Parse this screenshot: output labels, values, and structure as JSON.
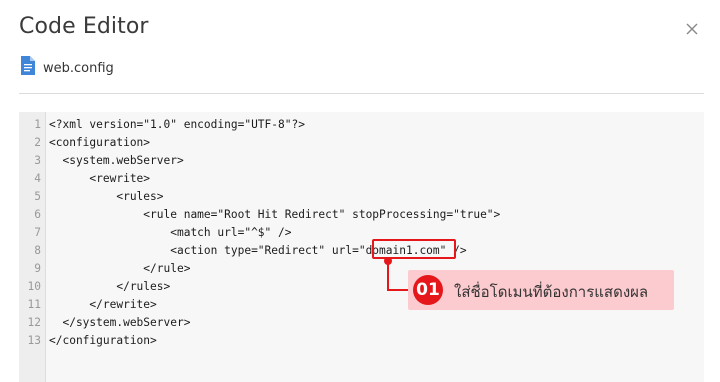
{
  "dialog": {
    "title": "Code Editor",
    "close_icon": "close-icon"
  },
  "file": {
    "icon": "document-icon",
    "name": "web.config"
  },
  "editor": {
    "lines": [
      {
        "num": "1",
        "code": "<?xml version=\"1.0\" encoding=\"UTF-8\"?>"
      },
      {
        "num": "2",
        "code": "<configuration>"
      },
      {
        "num": "3",
        "code": "  <system.webServer>"
      },
      {
        "num": "4",
        "code": "      <rewrite>"
      },
      {
        "num": "5",
        "code": "          <rules>"
      },
      {
        "num": "6",
        "code": "              <rule name=\"Root Hit Redirect\" stopProcessing=\"true\">"
      },
      {
        "num": "7",
        "code": "                  <match url=\"^$\" />"
      },
      {
        "num": "8",
        "code": "                  <action type=\"Redirect\" url=\"domain1.com\" />"
      },
      {
        "num": "9",
        "code": "              </rule>"
      },
      {
        "num": "10",
        "code": "          </rules>"
      },
      {
        "num": "11",
        "code": "      </rewrite>"
      },
      {
        "num": "12",
        "code": "  </system.webServer>"
      },
      {
        "num": "13",
        "code": "</configuration>"
      }
    ]
  },
  "callout": {
    "number": "01",
    "text": "ใส่ชื่อโดเมนที่ต้องการแสดงผล",
    "color": "#e5171b",
    "label_bg": "#fccbcf"
  }
}
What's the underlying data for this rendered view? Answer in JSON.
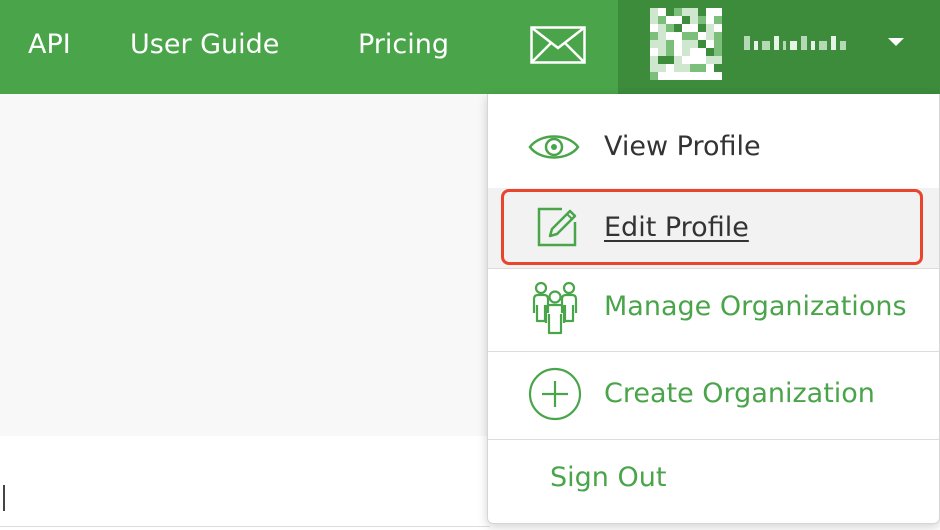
{
  "nav": {
    "links": [
      "API",
      "User Guide",
      "Pricing"
    ],
    "mail_icon": "envelope-icon",
    "user_avatar_icon": "identicon-avatar",
    "caret_icon": "caret-down-icon"
  },
  "dropdown": {
    "items": [
      {
        "label": "View Profile",
        "icon": "eye-icon"
      },
      {
        "label": "Edit Profile",
        "icon": "edit-pencil-icon"
      },
      {
        "label": "Manage Organizations",
        "icon": "people-group-icon"
      },
      {
        "label": "Create Organization",
        "icon": "plus-circle-icon"
      },
      {
        "label": "Sign Out"
      }
    ]
  },
  "colors": {
    "brand_green": "#4aa54a",
    "user_menu_green": "#3c8c3c",
    "highlight_red": "#e8452c"
  }
}
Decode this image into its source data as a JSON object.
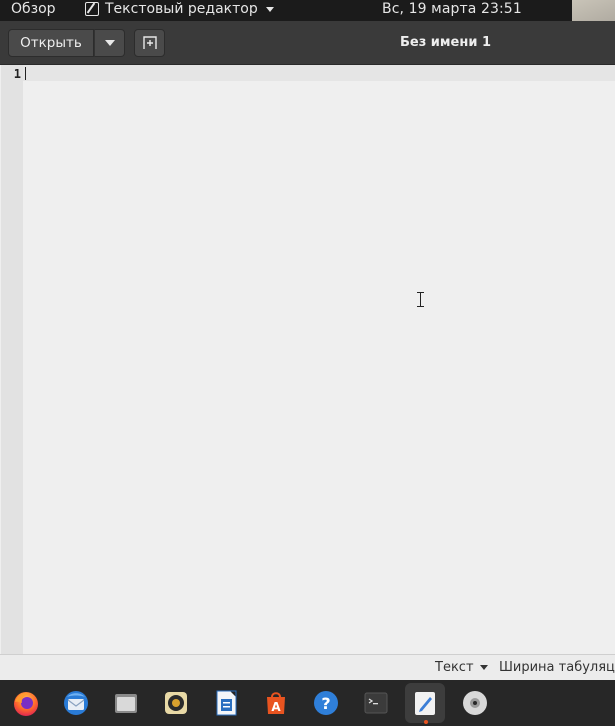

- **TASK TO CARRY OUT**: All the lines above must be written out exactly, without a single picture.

- **EXERCISE RESULT**:
Parse this screenshot: output labels, values, and structure as JSON.
{
  "dialog": {
    "title": "Code Editor",
    "close_icon": "close-icon"
  },
  "file": {
    "icon": "document-icon",
    "name": "web.config"
  },
  "editor": {
    "lines": [
      {
        "num": "1",
        "code": "<?xml version=\"1.0\" encoding=\"UTF-8\"?>"
      },
      {
        "num": "2",
        "code": "<configuration>"
      },
      {
        "num": "3",
        "code": "  <system.webServer>"
      },
      {
        "num": "4",
        "code": "      <rewrite>"
      },
      {
        "num": "5",
        "code": "          <rules>"
      },
      {
        "num": "6",
        "code": "              <rule name=\"Root Hit Redirect\" stopProcessing=\"true\">"
      },
      {
        "num": "7",
        "code": "                  <match url=\"^$\" />"
      },
      {
        "num": "8",
        "code": "                  <action type=\"Redirect\" url=\"domain1.com\" />"
      },
      {
        "num": "9",
        "code": "              </rule>"
      },
      {
        "num": "10",
        "code": "          </rules>"
      },
      {
        "num": "11",
        "code": "      </rewrite>"
      },
      {
        "num": "12",
        "code": "  </system.webServer>"
      },
      {
        "num": "13",
        "code": "</configuration>"
      }
    ]
  },
  "callout": {
    "number": "01",
    "text": "ใส่ชื่อโดเมนที่ต้องการแสดงผล",
    "color": "#e5171b",
    "label_bg": "#fccbcf"
  }
}
What's the underlying data for this rendered view? Answer in JSON.
{
  "nav": {
    "links": [
      "API",
      "User Guide",
      "Pricing"
    ],
    "mail_icon": "envelope-icon",
    "user_avatar_icon": "identicon-avatar",
    "caret_icon": "caret-down-icon"
  },
  "dropdown": {
    "items": [
      {
        "label": "View Profile",
        "icon": "eye-icon"
      },
      {
        "label": "Edit Profile",
        "icon": "edit-pencil-icon"
      },
      {
        "label": "Manage Organizations",
        "icon": "people-group-icon"
      },
      {
        "label": "Create Organization",
        "icon": "plus-circle-icon"
      },
      {
        "label": "Sign Out"
      }
    ]
  },
  "colors": {
    "brand_green": "#4aa54a",
    "user_menu_green": "#3c8c3c",
    "highlight_red": "#e8452c"
  }
}
Decode this image into its source data as a JSON object.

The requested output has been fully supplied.